The egrep command is an extension of the basic grep command. (The ‘e’ stands for extended) In older versions of grep, you did not have the ability to use things like [:alpha:] to represent alphabetic characters, so extended grep was born. For details on representing characters like this check out the section in regular expressions and metacharacters.

One extension is the ability to have multiple search patterns that are checked simultaneously. That is, if any of the patterns are found, the line is displayed. So in the problem above we might have a command like this:

egrep “Name:|IP:|Location:” FILENAME

This would then list all of the respective lines in order, making association between name and the other values a piece of cake.

Another variant of grep is fgrep, which interprets the search pattern as a list of fixed strings, separated by newlines, any of which is to be matched. On some systems, grep, egrep and fgrep will all be a hard link to the same file.

I am often confronted with files where I want to filter out the “noise”. That is, there is a lot of stuff in the files that I don’t want to see. A common example, is looking through large shell scripts or configuration files when I am not sure exactly what I am looking for. I know when I see it, but to simply grep for that term is impossible, as I am not sure what it is. Therefore, it would be nice to ingore things like comments and empty lines.

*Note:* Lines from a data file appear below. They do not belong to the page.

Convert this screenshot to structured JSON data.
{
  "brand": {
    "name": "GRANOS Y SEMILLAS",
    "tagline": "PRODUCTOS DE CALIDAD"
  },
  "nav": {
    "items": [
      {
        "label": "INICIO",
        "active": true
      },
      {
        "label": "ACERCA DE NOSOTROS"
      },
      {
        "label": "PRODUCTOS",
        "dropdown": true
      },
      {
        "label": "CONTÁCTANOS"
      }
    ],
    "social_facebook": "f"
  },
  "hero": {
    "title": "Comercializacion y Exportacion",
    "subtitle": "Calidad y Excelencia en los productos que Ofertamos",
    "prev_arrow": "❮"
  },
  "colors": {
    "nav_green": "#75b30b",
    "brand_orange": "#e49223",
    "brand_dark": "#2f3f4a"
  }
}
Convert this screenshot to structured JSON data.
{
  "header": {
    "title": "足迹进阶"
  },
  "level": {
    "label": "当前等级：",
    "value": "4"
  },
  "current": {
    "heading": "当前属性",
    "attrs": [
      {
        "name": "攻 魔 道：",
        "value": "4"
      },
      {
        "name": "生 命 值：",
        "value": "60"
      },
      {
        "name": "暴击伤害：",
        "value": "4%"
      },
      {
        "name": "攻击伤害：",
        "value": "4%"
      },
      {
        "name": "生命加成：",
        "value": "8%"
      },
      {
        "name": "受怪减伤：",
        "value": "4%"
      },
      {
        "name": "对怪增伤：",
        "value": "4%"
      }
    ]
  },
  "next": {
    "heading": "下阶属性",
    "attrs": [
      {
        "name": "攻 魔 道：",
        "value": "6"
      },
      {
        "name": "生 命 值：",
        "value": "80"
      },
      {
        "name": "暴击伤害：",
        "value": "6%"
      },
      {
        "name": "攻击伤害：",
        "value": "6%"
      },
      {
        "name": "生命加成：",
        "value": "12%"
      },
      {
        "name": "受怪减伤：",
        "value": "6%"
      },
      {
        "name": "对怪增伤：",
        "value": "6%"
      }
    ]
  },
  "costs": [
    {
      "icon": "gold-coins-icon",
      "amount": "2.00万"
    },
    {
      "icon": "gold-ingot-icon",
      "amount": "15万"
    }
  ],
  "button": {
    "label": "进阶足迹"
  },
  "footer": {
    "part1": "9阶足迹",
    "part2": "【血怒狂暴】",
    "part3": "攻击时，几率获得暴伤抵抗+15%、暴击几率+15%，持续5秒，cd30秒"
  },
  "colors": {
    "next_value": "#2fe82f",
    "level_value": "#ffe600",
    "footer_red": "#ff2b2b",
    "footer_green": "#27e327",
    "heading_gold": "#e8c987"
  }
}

Once again we could use egrep as there are two expressions we want to match. However, this type we also use the -v option, which simply flips or inverts the meaning of the match. Let’s say there was a start-up script that contained a variable you were looking for, You might have something like this:

egrep -v “^$|^#” /etc/rc.d/*|more

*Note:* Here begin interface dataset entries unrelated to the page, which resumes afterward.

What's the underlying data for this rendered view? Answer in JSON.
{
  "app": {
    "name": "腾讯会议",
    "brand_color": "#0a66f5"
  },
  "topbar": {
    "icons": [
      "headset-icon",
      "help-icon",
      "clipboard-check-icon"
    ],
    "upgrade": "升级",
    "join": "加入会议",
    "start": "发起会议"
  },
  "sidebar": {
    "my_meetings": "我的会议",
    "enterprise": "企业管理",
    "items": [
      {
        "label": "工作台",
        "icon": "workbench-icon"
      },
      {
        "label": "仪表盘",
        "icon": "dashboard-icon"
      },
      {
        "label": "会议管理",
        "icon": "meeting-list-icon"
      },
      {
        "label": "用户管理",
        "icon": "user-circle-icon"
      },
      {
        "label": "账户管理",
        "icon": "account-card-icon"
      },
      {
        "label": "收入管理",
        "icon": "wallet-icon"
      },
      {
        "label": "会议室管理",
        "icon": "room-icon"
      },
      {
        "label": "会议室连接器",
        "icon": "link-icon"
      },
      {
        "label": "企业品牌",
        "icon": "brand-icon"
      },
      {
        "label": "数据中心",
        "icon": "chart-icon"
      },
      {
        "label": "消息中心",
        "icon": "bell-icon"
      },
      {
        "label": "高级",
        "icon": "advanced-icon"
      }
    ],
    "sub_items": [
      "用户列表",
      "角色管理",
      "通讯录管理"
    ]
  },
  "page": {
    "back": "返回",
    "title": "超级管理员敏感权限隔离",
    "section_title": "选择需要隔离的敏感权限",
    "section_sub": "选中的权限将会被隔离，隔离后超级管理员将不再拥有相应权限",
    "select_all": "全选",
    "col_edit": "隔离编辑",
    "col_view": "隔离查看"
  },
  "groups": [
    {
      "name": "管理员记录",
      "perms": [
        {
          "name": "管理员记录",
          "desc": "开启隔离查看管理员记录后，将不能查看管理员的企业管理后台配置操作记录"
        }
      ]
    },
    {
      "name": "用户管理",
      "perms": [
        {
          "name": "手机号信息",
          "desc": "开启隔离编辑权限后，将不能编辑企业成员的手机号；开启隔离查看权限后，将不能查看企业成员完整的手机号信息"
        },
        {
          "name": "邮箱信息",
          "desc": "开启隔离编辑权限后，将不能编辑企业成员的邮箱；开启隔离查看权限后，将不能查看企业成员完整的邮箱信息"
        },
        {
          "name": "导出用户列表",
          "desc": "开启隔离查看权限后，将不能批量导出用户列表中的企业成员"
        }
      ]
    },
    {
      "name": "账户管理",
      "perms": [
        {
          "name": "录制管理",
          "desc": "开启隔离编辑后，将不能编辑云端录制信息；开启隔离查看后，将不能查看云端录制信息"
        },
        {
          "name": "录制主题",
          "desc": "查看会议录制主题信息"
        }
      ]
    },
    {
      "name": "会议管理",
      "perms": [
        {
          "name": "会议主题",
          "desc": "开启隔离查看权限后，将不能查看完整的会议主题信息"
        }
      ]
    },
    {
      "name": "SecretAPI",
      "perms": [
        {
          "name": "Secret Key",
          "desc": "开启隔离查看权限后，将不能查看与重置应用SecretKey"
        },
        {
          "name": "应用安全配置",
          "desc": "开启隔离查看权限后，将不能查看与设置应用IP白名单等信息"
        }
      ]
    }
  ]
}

The first part of the expressions says to match on the beginning of the line (^) followed immediately by the end of the line ($), which turn out to be all empty lines. The second part of the expression says to match on all lines that start with the pound-sign (a comment). This ends up giving me all of the “interesting” lines in the file. The long option is easier to remember: –invert-match.

You may also run into a case where all you are interested in is which files contain a particular expression. This is where the -l option comes in (long version: –-files-with-matches). For example, when I made some style changes to my web site I wanted to find all of the files that contained a table. This means the file had to contain the <TABLE> tag. Since this tag could contain some options, I was interested in all of the file which contained “<TABLE”. This could be done like this:


There is an important thing to note here. In the section on interpreting the command, we learn that the shell sets up file redirection before it tries to execute the command. If we don’t include the less-than symbol in the single quotes, the shell will try to redirect the input from a file name “TABLE”. See the section on quotes for details on this.

The -l option (long version: –files-with-matches) says to simply list the file names. Using the -L option (long version: –files-without-match) we have the same effect as using both the -v and the -l options. Note that in both cases, the lines containing the matches are not displayed, just the file name.

Another common option is -q (long: –quiet or –silent). This does not display anything. So, what’s the use in that? Well, often, you simply want to know if a particular value exists in a file. Regardless of the options you use, grep will return 0 if any matches were found, and 1 if no matches were found. If you check the $? variable after running grep -q. If it is 0, you found a match. Check out the section on basic shell scripting for details on the $? and other variables.

Keep in mind that you do not need to use grep to read through files. Instead, it can be one end of a pipe. For example, I have a number of scripts that look through the process list to see if a particular process is running. If so, then I know all is well. However, if the process is not running, a message is sent to the administrators.